Christoph, you are talking about international law. I don’t want to go too deep into it, but I just want to remind of Kosovo which you so whole-heartedly supported and recognized, and rejoiced when the International Court of Justice passed its opinion on Kosovo that was made independent by a Parliament’s decision, without any referendum.
So, we can talk and argue about the international law. Christoph, you are saying it all to the Crimeans. Provided they are right, and I am sure they are right, the majority of people are happy with the decisions they made. They are living now in Russia and they are not going anywhere else. What can you offer them? What do you want them to do? Go back to Ukraine? Do you think they will agree with you? This is objective, it is not political, I am just talking about how people feel about it, not how it should be. And what international law says about this – it is debatable.
V. Yanukovich is not my hero, and I am not a fan of him. But V. Yanukovich and the opposition reached an agreement that was guaranteed by Foreign Ministers of Germany, France, and Poland. That guarantee was breached the next day by the opposition, which made V. Yanukovich flee. He ran for his life, and maybe rightly so. If he were caught, I am afraid we would not see him alive today. But this is another story.
We are not here to discuss what happened in 2014. Still those events were a departure point for what then happened in Crimea. If it had not happened in Kiev in 2014, the situation would have been different, and today Crimea would be where it was before 2014.
We know that we are not able to prove that point to some of you and that you will insist on the opposite. However, it was not our point to prove anything. In my opinion, the point was to let you hear those who actually live in Crimea. You know, I prefer to discuss lobsters with those who tried lobsters. So these are the people who can give you first-hand account of how they feel about it.

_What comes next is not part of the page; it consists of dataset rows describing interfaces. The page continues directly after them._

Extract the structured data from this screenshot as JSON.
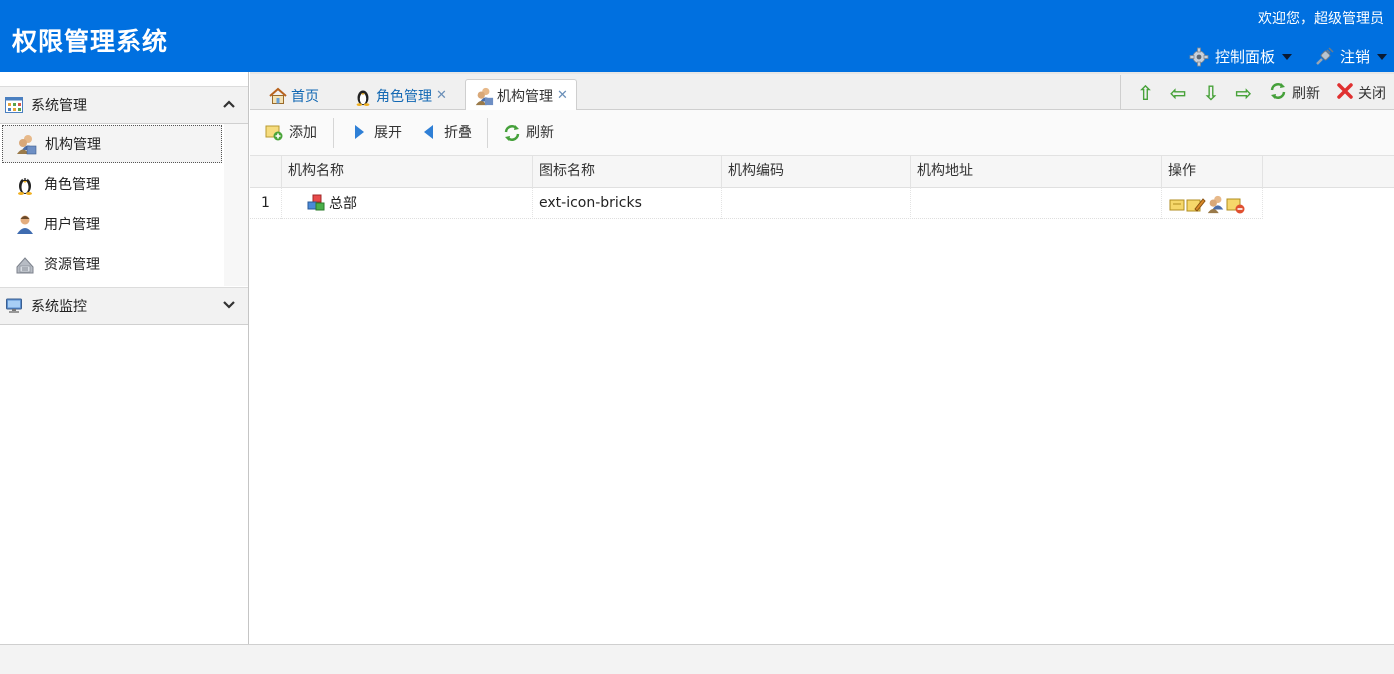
{
  "header": {
    "title": "权限管理系统",
    "welcome": "欢迎您，超级管理员",
    "control_panel": "控制面板",
    "logout": "注销"
  },
  "sidebar": {
    "groups": [
      {
        "label": "系统管理",
        "expanded": true,
        "items": [
          {
            "label": "机构管理",
            "icon": "group-icon",
            "selected": true
          },
          {
            "label": "角色管理",
            "icon": "penguin-icon"
          },
          {
            "label": "用户管理",
            "icon": "user-icon"
          },
          {
            "label": "资源管理",
            "icon": "database-icon"
          }
        ]
      },
      {
        "label": "系统监控",
        "expanded": false
      }
    ]
  },
  "tabs": [
    {
      "label": "首页",
      "icon": "home-icon",
      "closable": false
    },
    {
      "label": "角色管理",
      "icon": "penguin-icon",
      "closable": true
    },
    {
      "label": "机构管理",
      "icon": "group-icon",
      "closable": true,
      "active": true
    }
  ],
  "tab_tools": {
    "refresh": "刷新",
    "close": "关闭"
  },
  "toolbar": {
    "add": "添加",
    "expand": "展开",
    "collapse": "折叠",
    "refresh": "刷新"
  },
  "grid": {
    "columns": [
      "机构名称",
      "图标名称",
      "机构编码",
      "机构地址",
      "操作"
    ],
    "rows": [
      {
        "index": "1",
        "name": "总部",
        "icon_name": "ext-icon-bricks",
        "code": "",
        "address": ""
      }
    ]
  },
  "colors": {
    "header_bg": "#0070e0",
    "link": "#1268b3",
    "arrow_green": "#48a23a",
    "close_red": "#e03030"
  }
}
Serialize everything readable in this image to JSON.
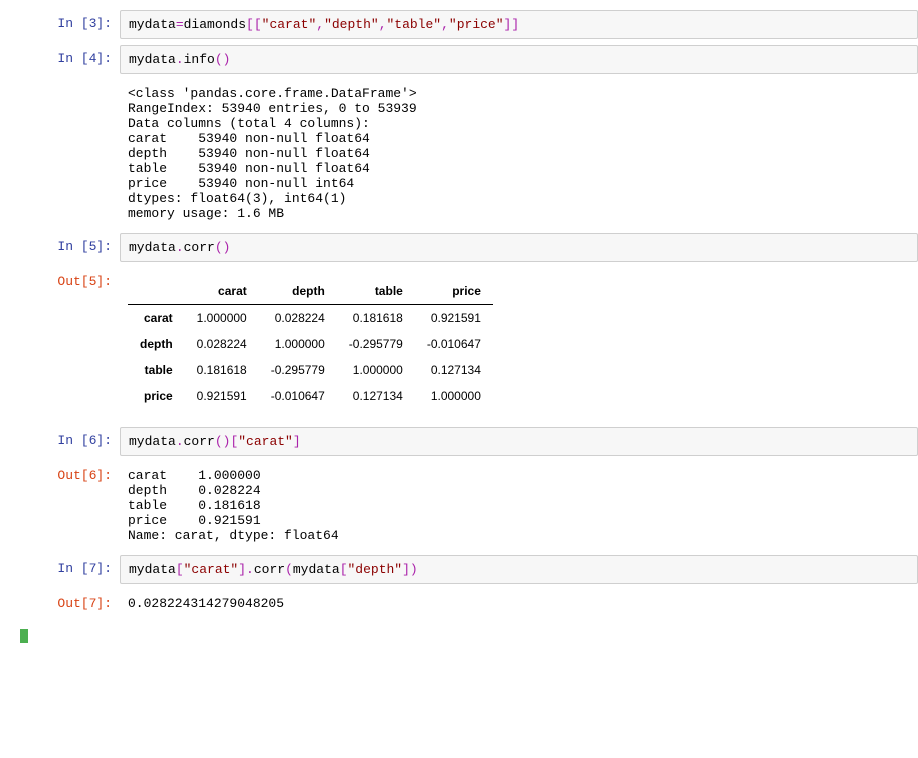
{
  "prompts": {
    "in3": "In  [3]:",
    "in4": "In  [4]:",
    "in5": "In  [5]:",
    "out5": "Out[5]:",
    "in6": "In  [6]:",
    "out6": "Out[6]:",
    "in7": "In  [7]:",
    "out7": "Out[7]:"
  },
  "code3": {
    "p0": "mydata",
    "p1": "=",
    "p2": "diamonds",
    "p3": "[[",
    "s0": "\"carat\"",
    "c": ",",
    "s1": "\"depth\"",
    "s2": "\"table\"",
    "s3": "\"price\"",
    "p4": "]]"
  },
  "code4": {
    "p0": "mydata",
    "p1": ".",
    "p2": "info",
    "p3": "()"
  },
  "out4_lines": [
    "<class 'pandas.core.frame.DataFrame'>",
    "RangeIndex: 53940 entries, 0 to 53939",
    "Data columns (total 4 columns):",
    "carat    53940 non-null float64",
    "depth    53940 non-null float64",
    "table    53940 non-null float64",
    "price    53940 non-null int64",
    "dtypes: float64(3), int64(1)",
    "memory usage: 1.6 MB"
  ],
  "code5": {
    "p0": "mydata",
    "p1": ".",
    "p2": "corr",
    "p3": "()"
  },
  "table5": {
    "cols": [
      "carat",
      "depth",
      "table",
      "price"
    ],
    "rows": [
      {
        "h": "carat",
        "v": [
          "1.000000",
          "0.028224",
          "0.181618",
          "0.921591"
        ]
      },
      {
        "h": "depth",
        "v": [
          "0.028224",
          "1.000000",
          "-0.295779",
          "-0.010647"
        ]
      },
      {
        "h": "table",
        "v": [
          "0.181618",
          "-0.295779",
          "1.000000",
          "0.127134"
        ]
      },
      {
        "h": "price",
        "v": [
          "0.921591",
          "-0.010647",
          "0.127134",
          "1.000000"
        ]
      }
    ]
  },
  "code6": {
    "p0": "mydata",
    "p1": ".",
    "p2": "corr",
    "p3": "()[",
    "s0": "\"carat\"",
    "p4": "]"
  },
  "out6_lines": [
    "carat    1.000000",
    "depth    0.028224",
    "table    0.181618",
    "price    0.921591",
    "Name: carat, dtype: float64"
  ],
  "code7": {
    "p0": "mydata",
    "p1": "[",
    "s0": "\"carat\"",
    "p2": "].",
    "p3": "corr",
    "p4": "(",
    "p5": "mydata",
    "p6": "[",
    "s1": "\"depth\"",
    "p7": "])"
  },
  "out7": "0.028224314279048205"
}
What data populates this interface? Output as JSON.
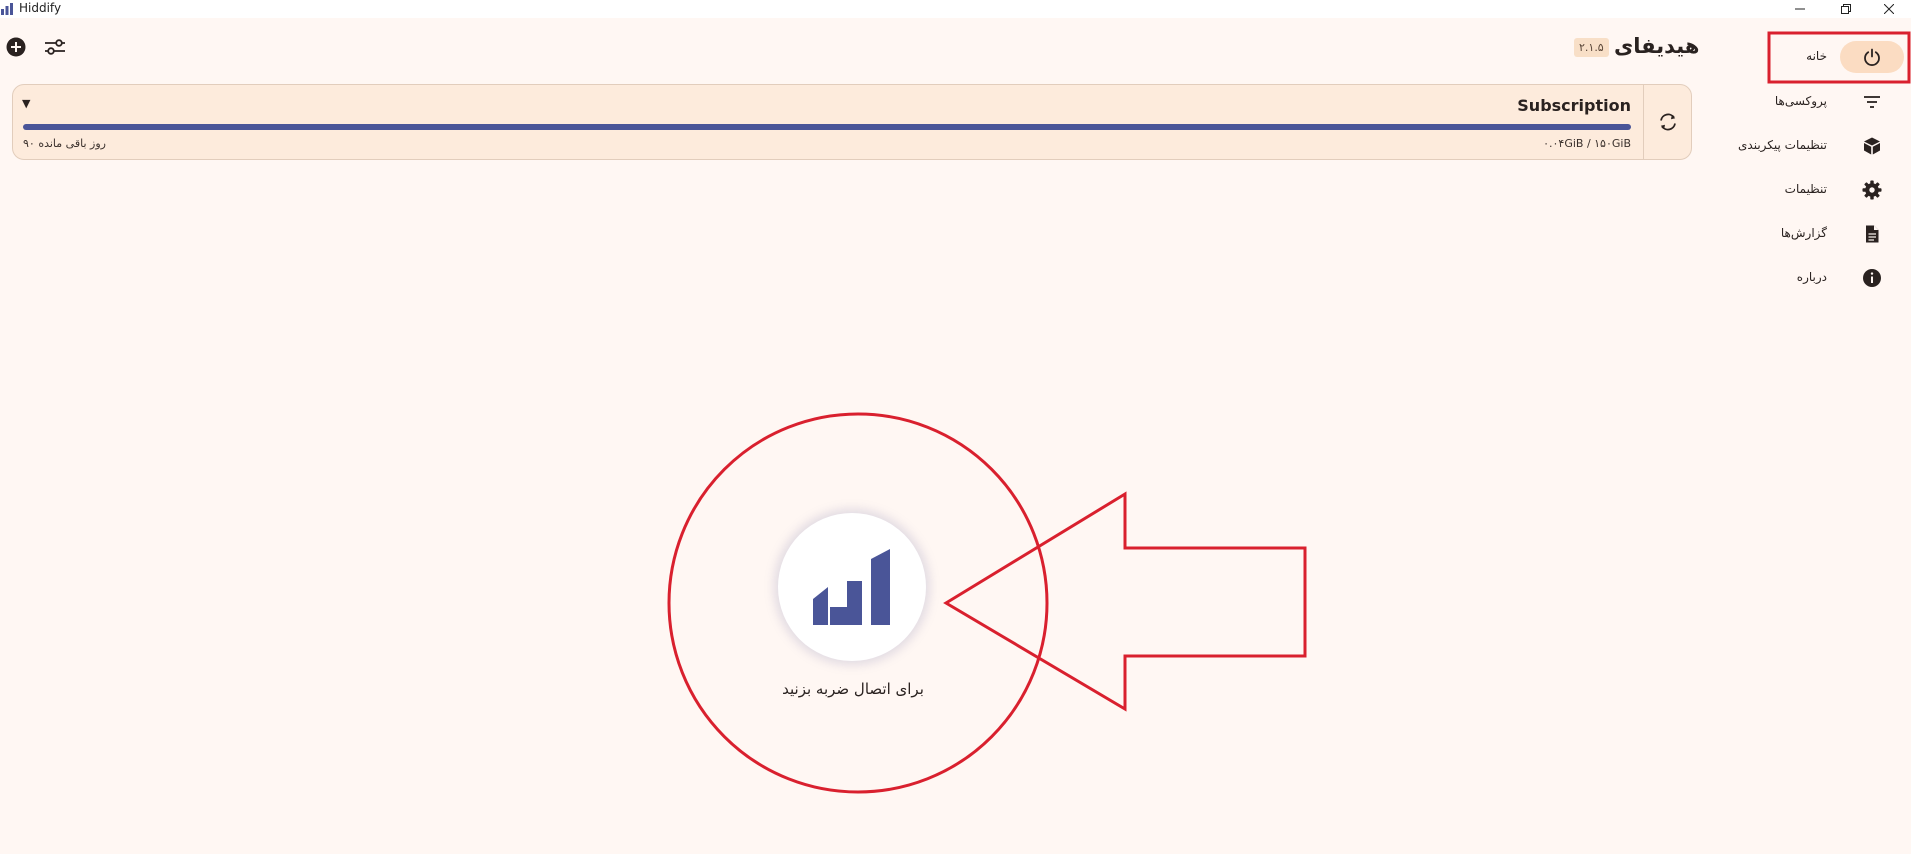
{
  "window": {
    "title": "Hiddify",
    "controls": [
      "minimize",
      "restore",
      "close"
    ]
  },
  "sidebar": {
    "items": [
      {
        "label": "خانه",
        "icon": "power-icon",
        "active": true
      },
      {
        "label": "پروکسی‌ها",
        "icon": "filter-lines-icon"
      },
      {
        "label": "تنظیمات پیکربندی",
        "icon": "package-icon"
      },
      {
        "label": "تنظیمات",
        "icon": "gear-icon"
      },
      {
        "label": "گزارش‌ها",
        "icon": "document-icon"
      },
      {
        "label": "درباره",
        "icon": "info-icon"
      }
    ]
  },
  "header": {
    "app_name": "هیدیفای",
    "version": "۲.۱.۵"
  },
  "subscription": {
    "name": "Subscription",
    "usage": "۰.۰۴GiB / ۱۵۰GiB",
    "days_left": "۹۰ روز باقی مانده",
    "progress_fraction": 1.0
  },
  "connect": {
    "hint": "برای اتصال ضربه بزنید"
  },
  "colors": {
    "background": "#fff7f3",
    "card": "#fdebdc",
    "accent": "#4a5598",
    "active_pill": "#fbdcc2",
    "annotation": "#d9202e"
  }
}
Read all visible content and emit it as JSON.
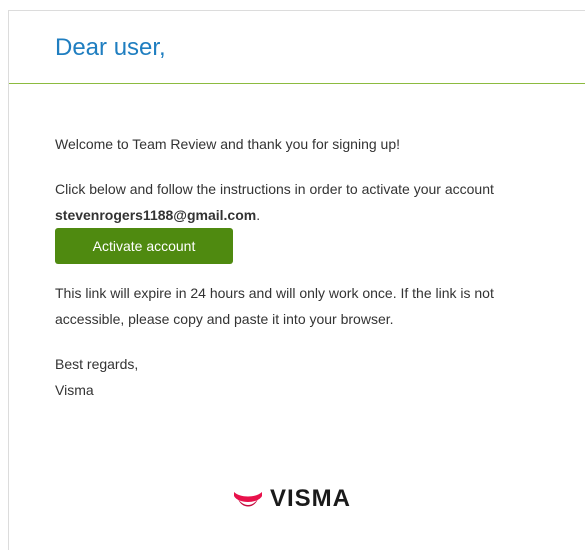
{
  "email": {
    "greeting": "Dear user,",
    "welcome_text": "Welcome to Team Review and thank you for signing up!",
    "instructions_text": "Click below and follow the instructions in order to activate your account ",
    "email_address": "stevenrogers1188@gmail.com",
    "instructions_suffix": ".",
    "activate_label": "Activate account",
    "expiry_text": "This link will expire in 24 hours and will only work once. If the link is not accessible, please copy and paste it into your browser.",
    "regards": "Best regards,",
    "signature": "Visma",
    "logo_text": "VISMA"
  },
  "colors": {
    "greeting_blue": "#1f7ec0",
    "divider_green": "#8cbb3f",
    "button_green": "#4f8a10",
    "logo_red": "#e8114b"
  },
  "icons": {
    "logo_mark": "visma-logo-icon"
  }
}
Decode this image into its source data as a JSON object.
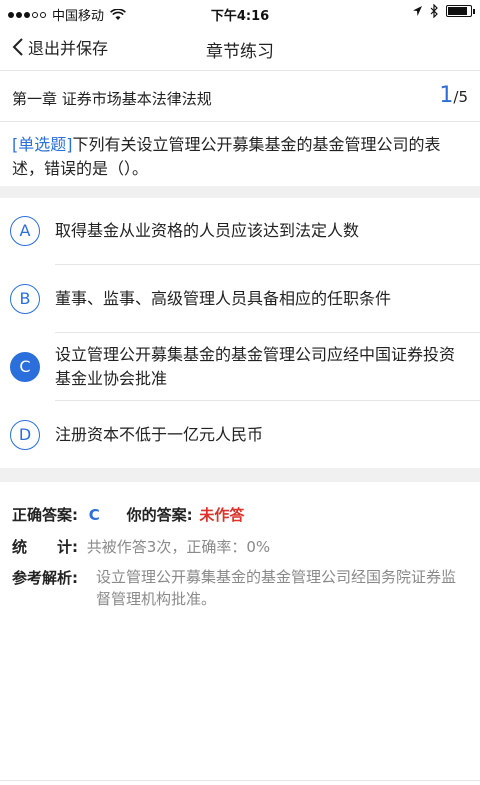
{
  "status_bar": {
    "carrier": "中国移动",
    "time": "下午4:16",
    "battery_level": 0.85
  },
  "nav": {
    "back_label": "退出并保存",
    "title": "章节练习"
  },
  "chapter": {
    "title": "第一章 证券市场基本法律法规",
    "current": "1",
    "total": "/5"
  },
  "question": {
    "type_label": "[单选题]",
    "text": "下列有关设立管理公开募集基金的基金管理公司的表述，错误的是（）。"
  },
  "options": [
    {
      "letter": "A",
      "text": "取得基金从业资格的人员应该达到法定人数",
      "selected": false
    },
    {
      "letter": "B",
      "text": "董事、监事、高级管理人员具备相应的任职条件",
      "selected": false
    },
    {
      "letter": "C",
      "text": "设立管理公开募集基金的基金管理公司应经中国证券投资基金业协会批准",
      "selected": true
    },
    {
      "letter": "D",
      "text": "注册资本不低于一亿元人民币",
      "selected": false
    }
  ],
  "answer": {
    "correct_label": "正确答案:",
    "correct_value": "C",
    "yours_label": "你的答案:",
    "yours_value": "未作答",
    "stats_label": "统　　计:",
    "stats_value": "共被作答3次，正确率：0%",
    "analysis_label": "参考解析:",
    "analysis_value": "设立管理公开募集基金的基金管理公司经国务院证券监督管理机构批准。"
  },
  "colors": {
    "accent": "#2a6fdb",
    "danger": "#d9332a",
    "muted": "#8a8a8a",
    "band": "#f0f0f0"
  }
}
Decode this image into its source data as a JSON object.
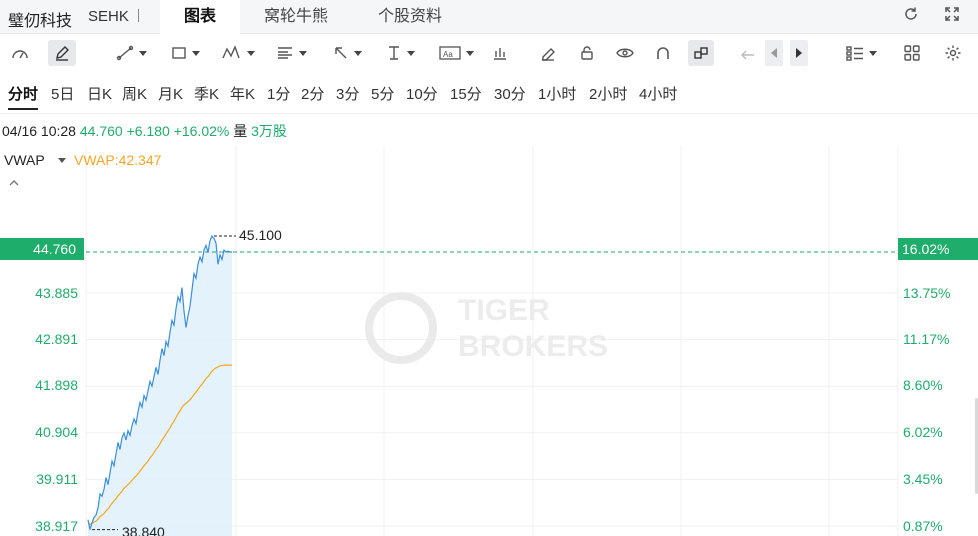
{
  "header": {
    "stock_name": "璧仞科技",
    "market": "SEHK",
    "tabs": [
      {
        "label": "图表",
        "active": true
      },
      {
        "label": "窝轮牛熊",
        "active": false
      },
      {
        "label": "个股资料",
        "active": false
      }
    ],
    "icons": [
      "refresh-icon",
      "fullscreen-icon"
    ]
  },
  "toolbar": {
    "tools": [
      "speedometer-icon",
      "pencil-edit-icon",
      "trend-line-icon",
      "rectangle-icon",
      "wave-pattern-icon",
      "fibonacci-icon",
      "arrow-icon",
      "text-cursor-icon",
      "text-note-icon",
      "bars-icon",
      "eraser-icon",
      "lock-icon",
      "eye-icon",
      "magnet-icon",
      "link-icon",
      "undo-icon",
      "prev-icon",
      "next-icon",
      "layout-list-icon",
      "grid-icon",
      "settings-icon"
    ]
  },
  "periods": [
    "分时",
    "5日",
    "日K",
    "周K",
    "月K",
    "季K",
    "年K",
    "1分",
    "2分",
    "3分",
    "5分",
    "10分",
    "15分",
    "30分",
    "1小时",
    "2小时",
    "4小时"
  ],
  "active_period": "分时",
  "info": {
    "datetime": "04/16 10:28",
    "price": "44.760",
    "change": "+6.180",
    "change_pct": "+16.02%",
    "volume_label": "量",
    "volume": "3万股"
  },
  "indicator": {
    "name": "VWAP",
    "value_text": "VWAP:42.347"
  },
  "axis": {
    "left_labels": [
      "43.885",
      "42.891",
      "41.898",
      "40.904",
      "39.911",
      "38.917"
    ],
    "right_labels": [
      "13.75%",
      "11.17%",
      "8.60%",
      "6.02%",
      "3.45%",
      "0.87%"
    ],
    "current_price_tag": "44.760",
    "current_pct_tag": "16.02%"
  },
  "annotations": {
    "high": "45.100",
    "low": "38.840"
  },
  "watermark": {
    "line1": "TIGER",
    "line2": "BROKERS"
  },
  "colors": {
    "up": "#1fad6b",
    "price_line": "#3b8fd9",
    "vwap_line": "#f5a623",
    "area_fill": "#dff0fb"
  },
  "chart_data": {
    "type": "line",
    "title": "",
    "xlabel": "",
    "ylabel": "",
    "ylim": [
      38.72,
      45.22
    ],
    "x": [
      0,
      2,
      4,
      6,
      8,
      10,
      12,
      14,
      16,
      18,
      20,
      22,
      24,
      26,
      28,
      30,
      32,
      34,
      36,
      38,
      40,
      42,
      44,
      46,
      48,
      50,
      52,
      54,
      56,
      58,
      60,
      62,
      64,
      66,
      68,
      70,
      72,
      74,
      76,
      78,
      80,
      82,
      84,
      86,
      88,
      90,
      92,
      94,
      96,
      98,
      100,
      102,
      104,
      106,
      108,
      110,
      112,
      114,
      116,
      118,
      120,
      122,
      124,
      126,
      128,
      130,
      132,
      134,
      136,
      138,
      140,
      142,
      144
    ],
    "series": [
      {
        "values": [
          39.05,
          38.84,
          38.98,
          39.1,
          39.15,
          39.3,
          39.6,
          39.55,
          39.7,
          39.95,
          39.8,
          40.05,
          40.3,
          40.2,
          40.45,
          40.7,
          40.55,
          40.8,
          40.9,
          40.75,
          40.95,
          40.85,
          41.05,
          41.2,
          41.1,
          41.35,
          41.55,
          41.45,
          41.7,
          41.6,
          41.8,
          42.0,
          41.9,
          42.1,
          42.3,
          42.15,
          42.45,
          42.7,
          42.55,
          42.85,
          42.75,
          43.05,
          43.3,
          43.2,
          43.55,
          43.8,
          43.7,
          44.0,
          43.5,
          43.15,
          43.4,
          43.6,
          43.95,
          44.3,
          44.2,
          44.5,
          44.65,
          44.55,
          44.8,
          44.9,
          44.75,
          45.0,
          45.1,
          45.05,
          44.95,
          44.5,
          44.7,
          44.6,
          44.8,
          44.76,
          44.78,
          44.76,
          44.76
        ]
      },
      {
        "values": [
          39.0,
          38.95,
          38.97,
          39.0,
          39.02,
          39.06,
          39.12,
          39.15,
          39.18,
          39.24,
          39.28,
          39.34,
          39.4,
          39.45,
          39.5,
          39.56,
          39.61,
          39.66,
          39.72,
          39.76,
          39.8,
          39.84,
          39.89,
          39.94,
          39.98,
          40.03,
          40.09,
          40.14,
          40.2,
          40.25,
          40.3,
          40.37,
          40.42,
          40.48,
          40.55,
          40.6,
          40.67,
          40.75,
          40.81,
          40.88,
          40.94,
          41.01,
          41.09,
          41.15,
          41.23,
          41.31,
          41.37,
          41.45,
          41.5,
          41.53,
          41.57,
          41.61,
          41.66,
          41.72,
          41.77,
          41.83,
          41.89,
          41.94,
          42.0,
          42.06,
          42.1,
          42.16,
          42.22,
          42.26,
          42.29,
          42.31,
          42.33,
          42.34,
          42.345,
          42.347,
          42.347,
          42.347,
          42.347
        ]
      }
    ],
    "y_ticks_left": [
      43.885,
      42.891,
      41.898,
      40.904,
      39.911,
      38.917
    ],
    "y_ticks_right_pct": [
      13.75,
      11.17,
      8.6,
      6.02,
      3.45,
      0.87
    ],
    "current_price": 44.76,
    "grid": true
  }
}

I think we have spoken enough today and had a good dialogue. At least it was a frank one. We came here not to convince anyone. With regard to some of those present here, it is a “mission impossible”.
I would like to make one more little remark on issues raised by some of you, including Nicolas, who said that human rights institutions, UN and others should have unhindered access to Crimea, because now they can assess the human rights situation only remotely. We said on numerous occasions that they are welcome there provided that they do it in accordance with the current situation and the present-day reality.
Christoph said that we should engage with Ukraine on what to do with Crimea. I think the answer to that has been given by Crimeans. It would be simply unfair and a betrayal of Crimeans to discuss their future with Ukraine behind their backs. They made their decision. They said clearly what their choice was.
I would like to thank everyone for the discussion that touched upon not very easy and rather difficult issues. I would like to particularly thank our participants from Crimea. I hope next time we have a similar discussion later at the UN, they will be given an opportunity to engage and debate freely with those who have a different opinion. This is the purpose of any debate – to try find the truth by providing an opportunity to those who stand on the one and the other side and to make their point before the public.
Thank you all for participating. It is my opinion that the event that we had was a useful one. Thank you and good bye.